Start of RECORD EXCERPTS

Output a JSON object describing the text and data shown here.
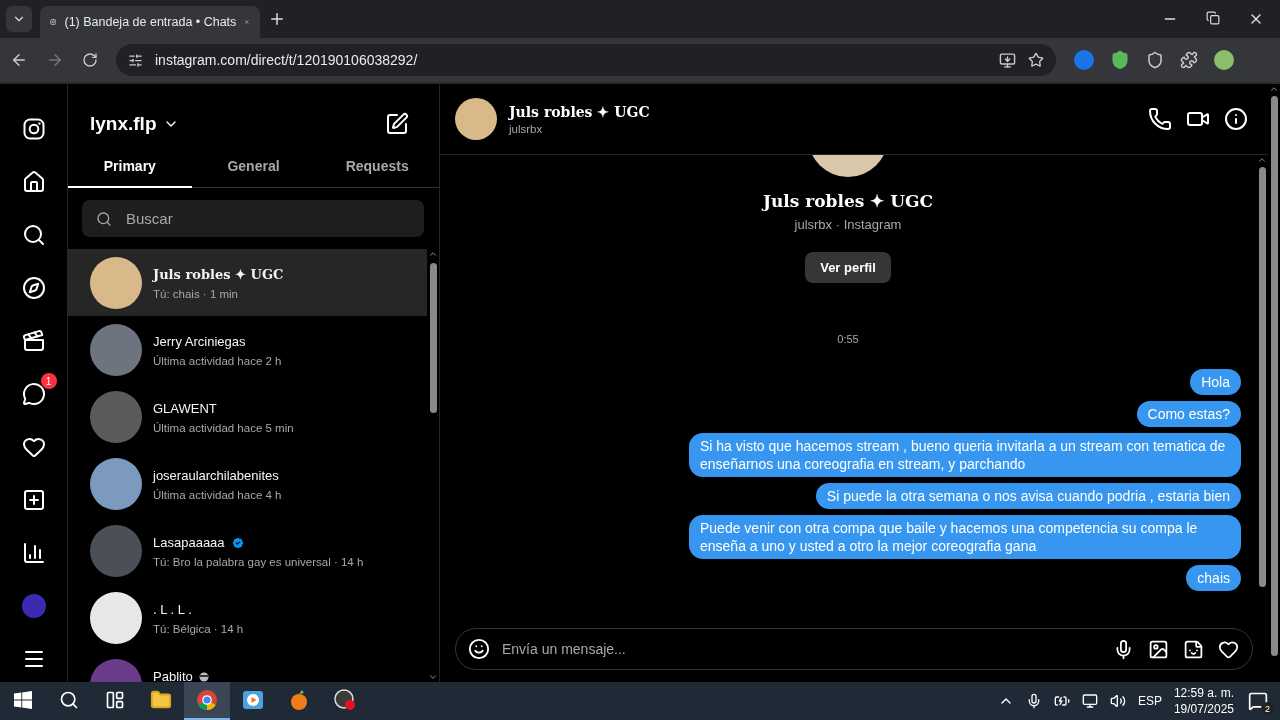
{
  "browser": {
    "tab_title": "(1) Bandeja de entrada • Chats",
    "url": "instagram.com/direct/t/120190106038292/"
  },
  "nav": [
    {
      "kind": "logo"
    },
    {
      "kind": "home"
    },
    {
      "kind": "search"
    },
    {
      "kind": "explore"
    },
    {
      "kind": "reels"
    },
    {
      "kind": "messages",
      "badge": "1"
    },
    {
      "kind": "notifications"
    },
    {
      "kind": "create"
    },
    {
      "kind": "dashboard"
    },
    {
      "kind": "profile"
    },
    {
      "kind": "more"
    }
  ],
  "inbox": {
    "username": "lynx.flp",
    "tabs": [
      {
        "label": "Primary",
        "selected": true
      },
      {
        "label": "General",
        "selected": false
      },
      {
        "label": "Requests",
        "selected": false
      }
    ],
    "search": {
      "placeholder": "Buscar"
    },
    "conversations": [
      {
        "name": "Juls robles ✦ UGC",
        "preview": "Tú: chais · 1 min",
        "selected": true,
        "verified": false,
        "emoji": false,
        "photo": true
      },
      {
        "name": "Jerry Arciniegas",
        "preview": "Última actividad hace 2 h",
        "selected": false,
        "verified": false,
        "emoji": false,
        "photo": true
      },
      {
        "name": "GLAWENT",
        "preview": "Última actividad hace 5 min",
        "selected": false,
        "verified": false,
        "emoji": false,
        "photo": true
      },
      {
        "name": "joseraularchilabenites",
        "preview": "Última actividad hace 4 h",
        "selected": false,
        "verified": false,
        "emoji": false,
        "photo": true
      },
      {
        "name": "Lasapaaaaa",
        "preview": "Tú: Bro la palabra gay es universal · 14 h",
        "selected": false,
        "verified": true,
        "emoji": false,
        "photo": true
      },
      {
        "name": ". L . L .",
        "preview": "Tú: Bélgica · 14 h",
        "selected": false,
        "verified": false,
        "emoji": false,
        "photo": false
      },
      {
        "name": "Pablito",
        "selected": false,
        "verified": false,
        "emoji": true,
        "photo": true
      }
    ]
  },
  "chat": {
    "name": "Juls robles ✦ UGC",
    "handle": "julsrbx",
    "profile_name": "Juls robles ✦ UGC",
    "profile_sub": "julsrbx · Instagram",
    "profile_button": "Ver perfil",
    "timestamp": "0:55",
    "messages": [
      {
        "text": "Hola"
      },
      {
        "text": "Como estas?"
      },
      {
        "text": "Si ha visto que hacemos stream , bueno queria invitarla a un stream con tematica de enseñarnos una coreografia en stream, y parchando"
      },
      {
        "text": "Si puede la otra semana o nos avisa cuando podria , estaria bien"
      },
      {
        "text": "Puede venir con otra compa que baile y hacemos una competencia su compa le enseña a uno y usted a otro la mejor coreografia gana"
      },
      {
        "text": "chais"
      }
    ],
    "composer": {
      "placeholder": "Envía un mensaje..."
    }
  },
  "taskbar": {
    "apps": [
      {
        "kind": "start",
        "selected": false
      },
      {
        "kind": "search",
        "selected": false
      },
      {
        "kind": "taskview",
        "selected": false
      },
      {
        "kind": "files",
        "selected": false
      },
      {
        "kind": "chrome",
        "selected": true
      },
      {
        "kind": "player",
        "selected": false
      },
      {
        "kind": "fruit",
        "selected": false
      },
      {
        "kind": "recorder",
        "selected": false
      }
    ],
    "language": "ESP",
    "time": "12:59 a. m.",
    "date": "19/07/2025",
    "notifications": "2"
  }
}
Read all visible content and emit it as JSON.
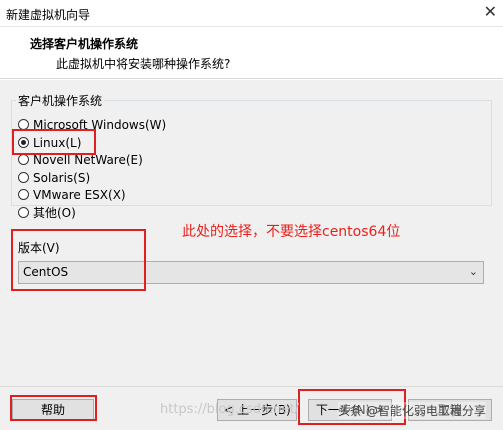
{
  "window": {
    "title": "新建虚拟机向导",
    "close_glyph": "✕"
  },
  "header": {
    "title": "选择客户机操作系统",
    "subtitle": "此虚拟机中将安装哪种操作系统?"
  },
  "guest_os": {
    "group_label": "客户机操作系统",
    "options": [
      {
        "label": "Microsoft Windows(W)",
        "checked": false
      },
      {
        "label": "Linux(L)",
        "checked": true
      },
      {
        "label": "Novell NetWare(E)",
        "checked": false
      },
      {
        "label": "Solaris(S)",
        "checked": false
      },
      {
        "label": "VMware ESX(X)",
        "checked": false
      },
      {
        "label": "其他(O)",
        "checked": false
      }
    ]
  },
  "annotation": "此处的选择，不要选择centos64位",
  "version": {
    "label": "版本(V)",
    "selected": "CentOS",
    "arrow_icon": "chevron-down-icon",
    "arrow_glyph": "⌄"
  },
  "footer": {
    "help": "帮助",
    "back": "< 上一步(B)",
    "next": "下一步(N) >",
    "cancel": "取消"
  },
  "watermark": "https://blog.csdn.net/",
  "credit": "头条 @智能化弱电工程分享",
  "colors": {
    "highlight_box": "#e02020",
    "annotation_text": "#e8211c",
    "content_bg": "#f0f0f0"
  }
}
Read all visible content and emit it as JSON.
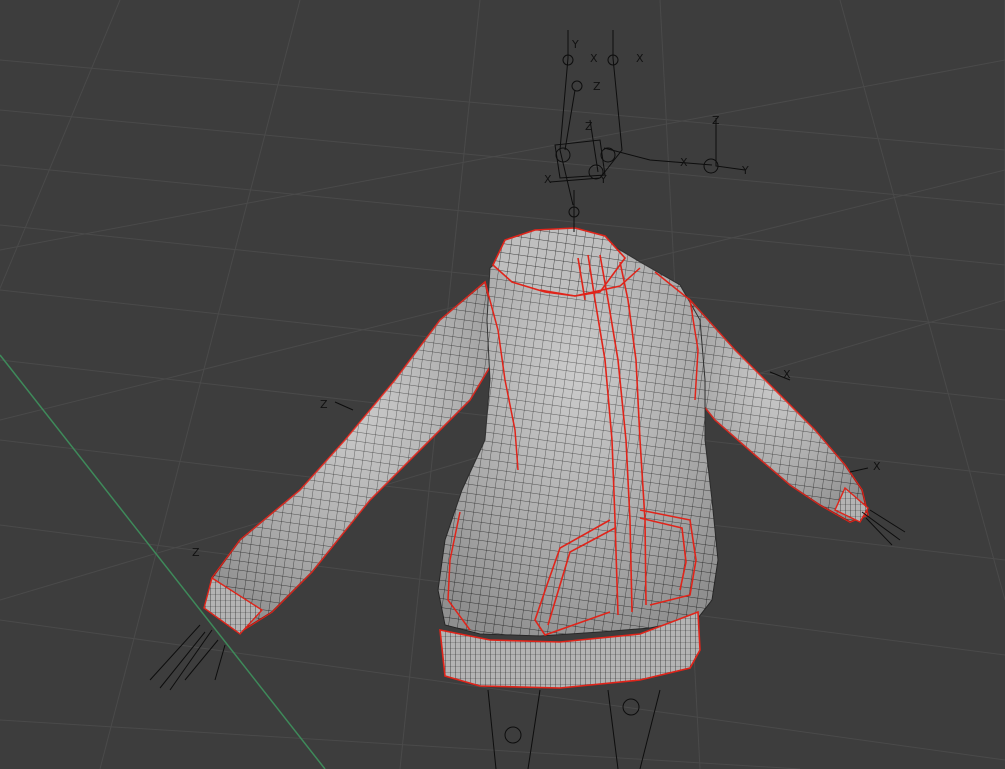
{
  "viewport": {
    "mode": "3d-edit-mode",
    "colors": {
      "background": "#3d3d3d",
      "grid_line": "#4a4a4a",
      "y_axis_line": "#3e8a5a",
      "mesh_fill": "#bdbdbd",
      "mesh_wire": "#1a1a1a",
      "seam": "#e0241a",
      "armature": "#0d0d0d"
    }
  },
  "gizmo_labels": {
    "head_y1": "Y",
    "head_x1": "X",
    "head_x2": "X",
    "head_z1": "Z",
    "neck_z": "Z",
    "neck_x": "X",
    "neck_y": "Y",
    "shoulder_z": "Z",
    "shoulder_x": "X",
    "shoulder_y": "Y",
    "right_arm_z": "Z",
    "right_hand_z": "Z",
    "left_arm_x": "X",
    "left_hand_x": "X"
  }
}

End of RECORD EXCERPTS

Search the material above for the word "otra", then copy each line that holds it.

        "text": "Si puede la otra semana o nos avisa cuando podria , estaria bien"
        "text": "Puede venir con otra compa que baile y hacemos una competencia su compa le enseña a uno y usted a otro la mejor coreografia gana"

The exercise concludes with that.